____ Data for this exercise
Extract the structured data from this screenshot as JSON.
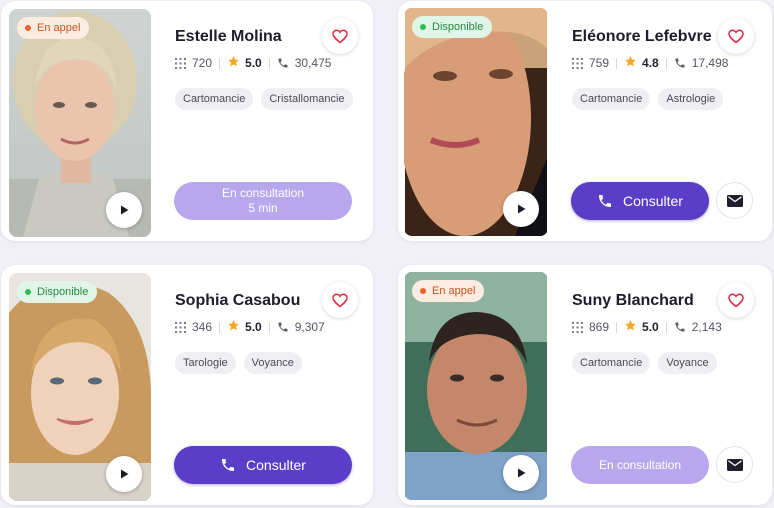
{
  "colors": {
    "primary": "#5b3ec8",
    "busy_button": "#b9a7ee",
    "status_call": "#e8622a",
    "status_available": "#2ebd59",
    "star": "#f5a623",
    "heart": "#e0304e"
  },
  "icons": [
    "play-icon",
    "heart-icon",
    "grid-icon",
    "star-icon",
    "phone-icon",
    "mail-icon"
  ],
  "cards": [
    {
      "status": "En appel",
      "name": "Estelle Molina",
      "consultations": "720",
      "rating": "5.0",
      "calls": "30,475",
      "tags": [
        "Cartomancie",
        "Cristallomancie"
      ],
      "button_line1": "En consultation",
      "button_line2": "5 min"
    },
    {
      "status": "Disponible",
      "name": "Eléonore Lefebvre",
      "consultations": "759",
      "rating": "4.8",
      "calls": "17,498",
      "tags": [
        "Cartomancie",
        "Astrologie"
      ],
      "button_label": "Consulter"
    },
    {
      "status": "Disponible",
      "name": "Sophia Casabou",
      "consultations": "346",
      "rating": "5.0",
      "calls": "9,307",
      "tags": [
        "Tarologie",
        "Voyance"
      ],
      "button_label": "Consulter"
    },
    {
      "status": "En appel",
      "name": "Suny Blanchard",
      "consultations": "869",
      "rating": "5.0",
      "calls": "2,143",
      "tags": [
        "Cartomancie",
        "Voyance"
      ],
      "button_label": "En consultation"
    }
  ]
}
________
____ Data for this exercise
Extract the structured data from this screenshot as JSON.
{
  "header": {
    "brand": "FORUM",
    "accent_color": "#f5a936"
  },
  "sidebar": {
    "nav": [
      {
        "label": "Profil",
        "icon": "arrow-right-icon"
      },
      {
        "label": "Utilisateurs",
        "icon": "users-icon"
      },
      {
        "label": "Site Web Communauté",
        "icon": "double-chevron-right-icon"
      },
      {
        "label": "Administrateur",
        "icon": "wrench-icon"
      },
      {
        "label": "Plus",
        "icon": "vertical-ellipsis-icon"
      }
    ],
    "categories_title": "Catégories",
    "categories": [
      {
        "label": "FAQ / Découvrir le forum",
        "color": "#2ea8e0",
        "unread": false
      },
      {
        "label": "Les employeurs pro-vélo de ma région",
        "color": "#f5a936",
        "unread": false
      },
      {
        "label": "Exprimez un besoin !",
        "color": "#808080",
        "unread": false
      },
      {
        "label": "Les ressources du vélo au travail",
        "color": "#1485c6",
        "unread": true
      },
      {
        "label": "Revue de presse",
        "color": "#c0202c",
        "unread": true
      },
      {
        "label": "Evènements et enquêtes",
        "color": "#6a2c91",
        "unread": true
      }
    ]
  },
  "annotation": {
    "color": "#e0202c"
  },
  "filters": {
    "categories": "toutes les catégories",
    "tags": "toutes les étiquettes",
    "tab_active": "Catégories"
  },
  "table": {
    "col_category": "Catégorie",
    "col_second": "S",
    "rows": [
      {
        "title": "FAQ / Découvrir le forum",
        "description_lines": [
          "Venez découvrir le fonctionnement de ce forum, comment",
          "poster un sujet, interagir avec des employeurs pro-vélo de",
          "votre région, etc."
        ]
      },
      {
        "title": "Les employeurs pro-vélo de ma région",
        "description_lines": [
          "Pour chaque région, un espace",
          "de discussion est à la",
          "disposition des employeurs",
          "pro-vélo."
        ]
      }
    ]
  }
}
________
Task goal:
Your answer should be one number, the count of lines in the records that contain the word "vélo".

The completed task:
5